Overlawyered is lucky to have a valued set of commenters from whom I often learn things, and it’s been quite a while since our comments section has suffered from any outbreak of bad commenter behavior, flame wars, or that sort of thing. I was reminded of our good fortune since several bloggers have recently added guidelines on comments moderation or otherwise outlined their views. At Volokh Conspiracy, known for its busy and high-quality comments section, Orin Kerr has posted a “Clarified Comments Policy” which with perhaps a slight change here or there could also serve as a comments policy for this site. Meanwhile, the site I helped launch a couple of weeks ago, Secular Right, from almost its first day attracted a high comments volume (more than 2,000 comments in the first two weeks) including more than a few that were contentious or uncivil — not an unexpected consequence when there are sharp disagreements on the topic of religion. After one blowup I noted the following:
Let’s make it clear right now, though, that this is a moderated comments section. It may resemble a very broadminded letters-to-the-editor column; it is not going to resemble a public-access cable channel, graffiti wall, or Hyde Park Speakers’ Corner if I or DH can help it.
What’s more, it’s moderated for the benefit of this site’s intended audience, bearing in mind that some lines of discussion more quickly become tedious and irrelevant to that audience than others.

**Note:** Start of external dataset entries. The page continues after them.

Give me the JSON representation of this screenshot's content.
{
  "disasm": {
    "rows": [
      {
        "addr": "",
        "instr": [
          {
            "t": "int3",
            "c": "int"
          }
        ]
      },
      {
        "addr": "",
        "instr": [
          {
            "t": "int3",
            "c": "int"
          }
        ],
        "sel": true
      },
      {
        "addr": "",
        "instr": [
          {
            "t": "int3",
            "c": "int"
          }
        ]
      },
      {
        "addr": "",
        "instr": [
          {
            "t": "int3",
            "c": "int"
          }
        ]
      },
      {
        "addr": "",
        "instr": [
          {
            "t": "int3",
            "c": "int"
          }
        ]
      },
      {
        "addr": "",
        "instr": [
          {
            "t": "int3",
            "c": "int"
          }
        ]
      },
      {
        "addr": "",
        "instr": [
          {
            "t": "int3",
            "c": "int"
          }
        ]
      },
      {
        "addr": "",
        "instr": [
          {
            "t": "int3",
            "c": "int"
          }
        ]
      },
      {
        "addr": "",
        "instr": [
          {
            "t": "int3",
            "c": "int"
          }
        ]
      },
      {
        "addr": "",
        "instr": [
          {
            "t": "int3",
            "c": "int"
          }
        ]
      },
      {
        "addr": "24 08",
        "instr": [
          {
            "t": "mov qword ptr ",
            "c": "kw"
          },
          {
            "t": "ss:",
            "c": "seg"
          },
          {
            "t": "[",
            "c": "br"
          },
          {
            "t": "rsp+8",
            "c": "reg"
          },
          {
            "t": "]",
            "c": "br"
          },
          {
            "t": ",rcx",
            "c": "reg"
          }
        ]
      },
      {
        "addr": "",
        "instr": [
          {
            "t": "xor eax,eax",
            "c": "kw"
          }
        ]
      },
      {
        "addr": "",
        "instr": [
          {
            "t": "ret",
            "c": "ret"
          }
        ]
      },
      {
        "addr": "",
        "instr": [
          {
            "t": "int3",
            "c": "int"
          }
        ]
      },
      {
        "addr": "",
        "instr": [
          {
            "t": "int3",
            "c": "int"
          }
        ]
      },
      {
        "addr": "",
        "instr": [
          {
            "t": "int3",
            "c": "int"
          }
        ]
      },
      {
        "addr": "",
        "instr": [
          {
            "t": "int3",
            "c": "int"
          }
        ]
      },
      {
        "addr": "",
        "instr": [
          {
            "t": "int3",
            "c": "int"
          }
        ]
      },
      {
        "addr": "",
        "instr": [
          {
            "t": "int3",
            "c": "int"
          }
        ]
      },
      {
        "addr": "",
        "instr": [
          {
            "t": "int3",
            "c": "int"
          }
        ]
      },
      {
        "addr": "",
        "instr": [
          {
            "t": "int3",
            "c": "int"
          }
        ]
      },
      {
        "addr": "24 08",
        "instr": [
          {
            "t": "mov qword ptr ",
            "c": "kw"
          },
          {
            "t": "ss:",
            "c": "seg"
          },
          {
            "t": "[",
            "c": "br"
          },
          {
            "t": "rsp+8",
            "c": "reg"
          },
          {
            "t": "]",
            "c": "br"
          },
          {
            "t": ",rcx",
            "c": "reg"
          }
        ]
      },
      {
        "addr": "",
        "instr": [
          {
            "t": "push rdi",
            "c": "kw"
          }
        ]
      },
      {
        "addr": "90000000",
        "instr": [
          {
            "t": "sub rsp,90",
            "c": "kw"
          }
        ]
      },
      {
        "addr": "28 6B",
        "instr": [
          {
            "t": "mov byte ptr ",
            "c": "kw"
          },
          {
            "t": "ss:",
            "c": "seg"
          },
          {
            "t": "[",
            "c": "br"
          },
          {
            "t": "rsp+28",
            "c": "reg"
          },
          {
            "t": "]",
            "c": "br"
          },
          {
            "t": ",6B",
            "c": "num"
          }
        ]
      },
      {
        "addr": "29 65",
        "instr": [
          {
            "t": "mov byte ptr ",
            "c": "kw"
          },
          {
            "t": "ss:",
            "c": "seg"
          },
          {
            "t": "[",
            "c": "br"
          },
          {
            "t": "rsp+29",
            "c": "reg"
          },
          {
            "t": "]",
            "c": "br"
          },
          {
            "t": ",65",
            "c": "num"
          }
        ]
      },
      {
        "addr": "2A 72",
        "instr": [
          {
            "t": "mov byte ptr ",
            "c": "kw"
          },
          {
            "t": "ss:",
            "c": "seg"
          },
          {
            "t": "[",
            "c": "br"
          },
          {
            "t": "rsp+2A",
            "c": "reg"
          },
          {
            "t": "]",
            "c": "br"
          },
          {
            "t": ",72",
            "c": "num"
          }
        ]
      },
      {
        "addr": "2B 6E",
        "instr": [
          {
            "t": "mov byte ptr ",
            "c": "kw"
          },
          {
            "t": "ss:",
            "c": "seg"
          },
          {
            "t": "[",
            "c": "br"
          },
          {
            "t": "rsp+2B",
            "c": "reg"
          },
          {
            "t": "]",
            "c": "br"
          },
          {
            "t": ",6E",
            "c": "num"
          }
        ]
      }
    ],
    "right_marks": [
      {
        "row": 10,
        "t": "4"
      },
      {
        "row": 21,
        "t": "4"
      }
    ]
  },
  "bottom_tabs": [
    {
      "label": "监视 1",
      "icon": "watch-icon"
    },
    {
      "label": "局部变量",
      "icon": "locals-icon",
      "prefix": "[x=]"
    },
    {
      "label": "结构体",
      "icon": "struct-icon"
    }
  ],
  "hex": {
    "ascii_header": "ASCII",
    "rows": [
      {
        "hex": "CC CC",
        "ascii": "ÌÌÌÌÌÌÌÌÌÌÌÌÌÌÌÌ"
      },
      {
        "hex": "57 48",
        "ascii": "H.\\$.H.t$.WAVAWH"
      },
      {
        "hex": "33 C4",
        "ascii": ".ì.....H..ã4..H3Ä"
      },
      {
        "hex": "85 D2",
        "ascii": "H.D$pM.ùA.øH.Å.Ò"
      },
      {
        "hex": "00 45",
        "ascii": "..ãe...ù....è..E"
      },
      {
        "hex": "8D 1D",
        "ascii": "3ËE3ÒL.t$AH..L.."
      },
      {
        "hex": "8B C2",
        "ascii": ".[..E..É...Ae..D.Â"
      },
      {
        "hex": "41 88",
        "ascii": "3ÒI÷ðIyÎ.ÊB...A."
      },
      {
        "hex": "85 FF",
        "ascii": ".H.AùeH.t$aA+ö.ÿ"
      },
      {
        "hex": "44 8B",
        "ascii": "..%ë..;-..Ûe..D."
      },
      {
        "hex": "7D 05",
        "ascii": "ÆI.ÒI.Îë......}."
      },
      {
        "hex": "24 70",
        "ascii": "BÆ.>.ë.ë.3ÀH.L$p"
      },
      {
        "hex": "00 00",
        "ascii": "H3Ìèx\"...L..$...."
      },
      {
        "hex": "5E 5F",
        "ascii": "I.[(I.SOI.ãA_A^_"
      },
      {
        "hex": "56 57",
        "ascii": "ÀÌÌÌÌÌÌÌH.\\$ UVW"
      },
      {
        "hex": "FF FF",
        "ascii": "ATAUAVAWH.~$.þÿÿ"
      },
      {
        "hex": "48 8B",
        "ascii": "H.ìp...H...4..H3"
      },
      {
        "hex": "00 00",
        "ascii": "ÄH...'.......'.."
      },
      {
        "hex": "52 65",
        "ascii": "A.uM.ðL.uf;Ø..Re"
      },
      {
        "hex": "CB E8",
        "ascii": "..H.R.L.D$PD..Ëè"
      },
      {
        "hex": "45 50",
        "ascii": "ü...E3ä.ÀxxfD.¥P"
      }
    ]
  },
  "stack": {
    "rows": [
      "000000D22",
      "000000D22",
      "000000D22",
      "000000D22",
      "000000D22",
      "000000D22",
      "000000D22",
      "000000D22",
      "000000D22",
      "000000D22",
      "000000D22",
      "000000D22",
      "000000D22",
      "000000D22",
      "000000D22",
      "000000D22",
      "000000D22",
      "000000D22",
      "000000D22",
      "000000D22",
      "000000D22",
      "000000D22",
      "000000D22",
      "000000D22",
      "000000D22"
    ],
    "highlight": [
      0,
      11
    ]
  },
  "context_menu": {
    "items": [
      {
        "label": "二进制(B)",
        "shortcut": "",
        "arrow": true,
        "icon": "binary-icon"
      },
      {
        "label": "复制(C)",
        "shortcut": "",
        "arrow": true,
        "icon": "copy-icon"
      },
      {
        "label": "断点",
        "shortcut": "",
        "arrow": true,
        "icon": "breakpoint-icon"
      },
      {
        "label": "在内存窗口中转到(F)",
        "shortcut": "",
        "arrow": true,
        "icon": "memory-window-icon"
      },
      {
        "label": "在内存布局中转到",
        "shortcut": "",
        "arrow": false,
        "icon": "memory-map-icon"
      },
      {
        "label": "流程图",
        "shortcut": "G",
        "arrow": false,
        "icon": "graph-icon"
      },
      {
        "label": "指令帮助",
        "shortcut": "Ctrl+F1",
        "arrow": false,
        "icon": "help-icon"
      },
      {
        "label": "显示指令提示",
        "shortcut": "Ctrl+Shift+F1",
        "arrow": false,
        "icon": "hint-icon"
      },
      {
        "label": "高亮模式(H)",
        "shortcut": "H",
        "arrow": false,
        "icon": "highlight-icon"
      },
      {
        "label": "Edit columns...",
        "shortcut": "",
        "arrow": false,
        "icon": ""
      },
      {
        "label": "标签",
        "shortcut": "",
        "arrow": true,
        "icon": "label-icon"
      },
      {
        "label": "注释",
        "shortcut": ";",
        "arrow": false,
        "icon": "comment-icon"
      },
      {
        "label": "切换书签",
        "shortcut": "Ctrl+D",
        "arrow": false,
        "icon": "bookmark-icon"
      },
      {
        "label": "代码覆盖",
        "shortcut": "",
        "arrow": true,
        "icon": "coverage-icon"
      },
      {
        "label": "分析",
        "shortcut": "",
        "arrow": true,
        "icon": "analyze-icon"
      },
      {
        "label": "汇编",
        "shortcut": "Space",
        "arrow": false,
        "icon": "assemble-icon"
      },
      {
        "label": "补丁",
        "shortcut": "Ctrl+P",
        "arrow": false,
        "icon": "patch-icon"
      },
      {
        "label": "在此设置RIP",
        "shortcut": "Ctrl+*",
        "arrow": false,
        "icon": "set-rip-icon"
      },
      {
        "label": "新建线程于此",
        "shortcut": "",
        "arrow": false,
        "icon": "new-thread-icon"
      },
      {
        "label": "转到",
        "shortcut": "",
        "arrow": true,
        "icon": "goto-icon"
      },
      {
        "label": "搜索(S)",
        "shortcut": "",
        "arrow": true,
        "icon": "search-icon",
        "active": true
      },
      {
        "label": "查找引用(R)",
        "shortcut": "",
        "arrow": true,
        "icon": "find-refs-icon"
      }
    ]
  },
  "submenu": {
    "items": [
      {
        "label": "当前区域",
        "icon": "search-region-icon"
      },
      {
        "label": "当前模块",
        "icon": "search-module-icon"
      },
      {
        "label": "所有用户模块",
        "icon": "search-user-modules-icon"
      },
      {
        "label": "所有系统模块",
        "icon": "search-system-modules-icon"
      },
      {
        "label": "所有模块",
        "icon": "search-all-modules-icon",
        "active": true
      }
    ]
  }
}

Up to a point, I have no objection to efforts to save our immortal souls or turn us into leftier-than-thou Kossacks so long as they have decent entertainment value (short, witty, and nonrepetitive all help).
One group we’d be better off without are those who feel that commenting on this site is somehow a matter of right, no matter what the tedium factor, and radiate wounded entitlement when they learn that’s not how it’s going to work. They really would be happier elsewhere.
Scott Greenfield at Simple Justice is kind enough to quote this in a post discussing his own moderation practices, and then adds several more pertinent thoughts which are worth reading by anyone interested in comments sections. Meanwhile, Social Services for Feral Children touches on some of the legalities involved (“I love you all. Don’t get me sued.”).
As I say, much of this may seem not especially timely at the moment since this site is not experiencing any particular problem with comments, but I’m going to post it just so that I can refer back to it in some time of greater need.
P.S. Orin Kerr returns with another post on the topic. Ideas from the resulting thread include: deputizing trusted commenters with moderation powers; nesting comment sub-threads; allowing readers to rate comments with a +1 or -1 reaction; adding “ignore this commenter” options for users; and collapsing some types of comments to single lines that readers could click for more. Most of these steps lay beyond our current technical capabilities, though I’m not sure what’s available by way of WP plugins.